_Task directions_. Filter the data for "subtitle" and copy matching lines.

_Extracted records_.

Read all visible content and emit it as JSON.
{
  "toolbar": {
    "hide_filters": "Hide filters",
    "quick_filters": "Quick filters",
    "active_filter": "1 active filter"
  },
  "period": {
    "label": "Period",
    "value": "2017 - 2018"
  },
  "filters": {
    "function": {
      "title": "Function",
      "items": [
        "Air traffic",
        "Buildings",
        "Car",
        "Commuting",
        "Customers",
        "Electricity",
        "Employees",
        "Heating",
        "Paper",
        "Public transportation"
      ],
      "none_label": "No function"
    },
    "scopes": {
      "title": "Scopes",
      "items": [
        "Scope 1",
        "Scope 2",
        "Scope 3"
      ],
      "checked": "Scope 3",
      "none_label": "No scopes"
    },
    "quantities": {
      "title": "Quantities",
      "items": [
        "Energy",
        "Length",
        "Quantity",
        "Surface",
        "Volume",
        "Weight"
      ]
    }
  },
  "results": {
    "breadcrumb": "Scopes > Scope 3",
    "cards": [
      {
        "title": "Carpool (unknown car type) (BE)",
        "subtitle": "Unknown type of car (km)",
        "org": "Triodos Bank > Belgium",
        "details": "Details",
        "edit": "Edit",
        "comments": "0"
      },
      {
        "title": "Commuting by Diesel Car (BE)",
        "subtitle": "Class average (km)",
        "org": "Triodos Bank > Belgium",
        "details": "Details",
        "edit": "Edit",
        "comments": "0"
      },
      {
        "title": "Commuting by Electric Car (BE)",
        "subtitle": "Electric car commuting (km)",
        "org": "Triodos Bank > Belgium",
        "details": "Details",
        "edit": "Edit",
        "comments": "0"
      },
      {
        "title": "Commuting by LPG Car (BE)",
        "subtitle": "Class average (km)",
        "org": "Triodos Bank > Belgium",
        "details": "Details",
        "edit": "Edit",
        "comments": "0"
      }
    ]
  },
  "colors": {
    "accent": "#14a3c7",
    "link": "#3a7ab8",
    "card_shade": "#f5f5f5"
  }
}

_The completed task_.
        "subtitle": "Unknown type of car (km)",
        "subtitle": "Class average (km)",
        "subtitle": "Electric car commuting (km)",
        "subtitle": "Class average (km)",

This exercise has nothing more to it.